Victor Fornari, MD, is the director of the merged Division of Child & Adolescent Psychiatry of North Shore University Hospital and Long Island Jewish Medical Center, including the Zucker Hillside Hospital and the Cohen Childrenâ€™s Medical Center. He is also professor of Psychiatry and Pediatrics at Hofstra North Shore-LIJ School of Medicine.
Bruce Jenner's transformation into Caitlyn Jenner is global news. It's a good time to discuss gender issues--but how?
Co-Authored by Victor Fornari and Ari Lev Fornari
Caitlyn Jenner’s dramatic transformation to the woman she is now is making global headlines and causing Vanity Fair’s website traffic to explode. This could be a teaching moment.
How should we respond to children’s questions about Jenner’s journey as parents, as physicians, as caring adults? In our own family we have some practice with this issue.

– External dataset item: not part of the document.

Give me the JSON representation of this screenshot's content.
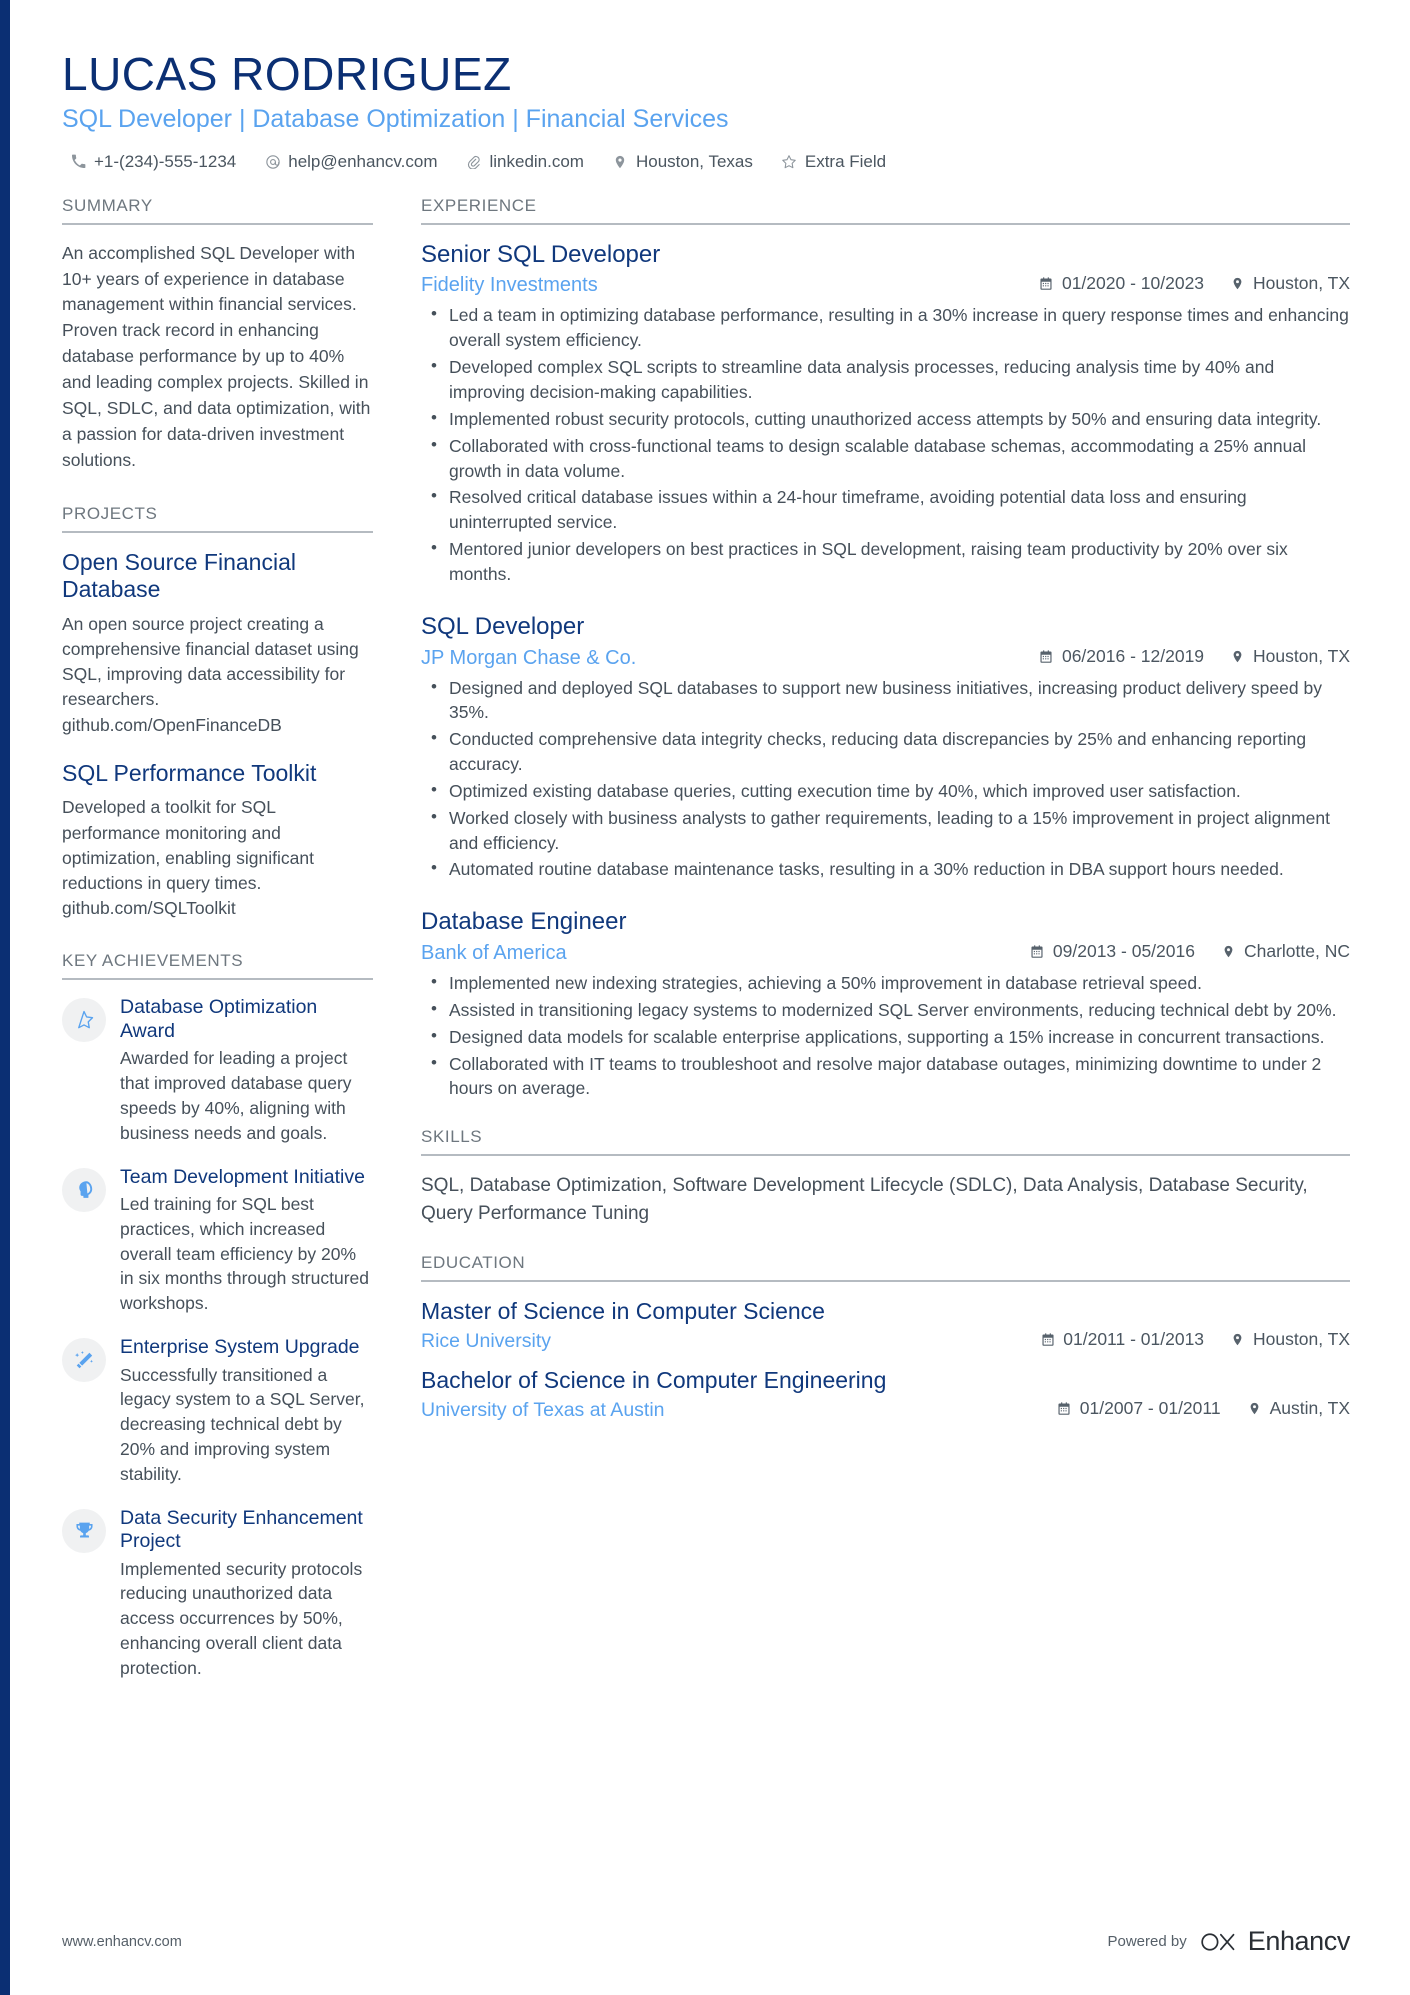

Ari Lev, a transgender man, Victor's son, lives in Boston with his partner Shosh and their child Zeev. Ari Lev (see photo at left) is a rabbi.
His coming out was a process that started in 2000 and in 2005 he began identifying as transgender. He uses male pronouns in referring to himself and asks others to do the same.
To some in his family he is now Uncle Ari, though he prefers gender-neutral titles and also goes by the nickname “Babbo”. In the interest of privacy he will not disclose his first name before he became Ari Lev.
Coming out as transgender was both terrifying and liberating, but Ari Lev feels more himself every day.
He is learning that the more at ease you are with your own body, the easier it is to connect with others.
Getting back to the question of how to discuss the highly publicized Jenner transformation, we feel the issue is really how to talk to your kids about gender in a way that includes transgender people.
As with any challenging conversation, physicians need to educate themselves so they have the confidence to discuss the matter with ease.
We’d offer two linguistic notes:
“Transgender” is an adjective, not a noun. It describes one aspect of who the person is, but not whole of who they are. Culturally and medically it is important to differentiate between sex and gender, particularly for physicians who are trying to educate parents.
At birth, a child has an assigned sex, male or female. Children then develop gender identity over the course of their lives. Their gender may or may not be congruent with their assigned sex. If their gender is incongruent with their assigned sex, they may identify as transgender or gender non-conforming. This may be a fixed or fluid experience which will likely evolve and change over time. (For that reason, physicians may wish to consider asking their patients what pronouns they wish to be used in reference to themselves).
We favor a discussion of gender that would go something like this:
"Everybody gets to be their own person. Some people are taller and some are shorter, some like spicy food and some like ice cream. We don't always know why we like or feel certain things.
There are lots of different ways to express how you feel in the world. We do that with what we wear, the colors we like and our hairstyle."
It’s important to tell children that gender identity is part of how we express who we are. For instance, one might say:
“For some people, who they are remains the same, and for others, it changes. There are people who are boys, and people who are girls, and people who are a little bit of both, and we call them transgender.”
The message should be that when it comes to gender, “you can be whoever you want to be. You are the person who knows who you are best”.
Ari Lev recommends that parents should take an active role in bringing transgender issues into the conversation. He believes that when someone asks is your child a boy or a girl, it is good to encourage your child to answer for themselves.
But if the child is very young, parents can say “We won’t know until they tell us,” or “We think they are a girl unless they tell us otherwise.”
(Ari Lev prefers that Zeev be called his child, a gender-neutral word, unlike son or daughter).
We both agree that it is good to ask your child to express feelings about their body, and if they know anyone who is transgender. It’s also good to ask how they feel about being a girl or a boy.
Getting back to children’s curiosity about the Jenner transformation, it is important to follow the lead of the question; saying that the details are not clear is okay.
As for whether to answer questions about whether Jenner had surgery or hormone therapy, we both think keeping the discussion abstract is useful. Each child will ask questions based upon their level of interest and knowledge. We would not send them straight to the internet, though of course kids often go there anyway.
You can say the details may become clearer over time, but that for Jenner, as with others, the journey has been personal and that someone may wish to disclose those details or not.
In our own family, we had a conversation which is one Victor now sometimes offers to parents when they are faced with challenges they struggled with.
“It is my privilege to be your parent. I do not know this road map. Please, if I make mistakes, be patient with me. It is my intention for us to learn together and share the journey together. I love you.”
(In photo below from left: Ari Lev, his mother Alice, father Victor, sister Marci, partner Shosh, and in the middle, baby Zeev).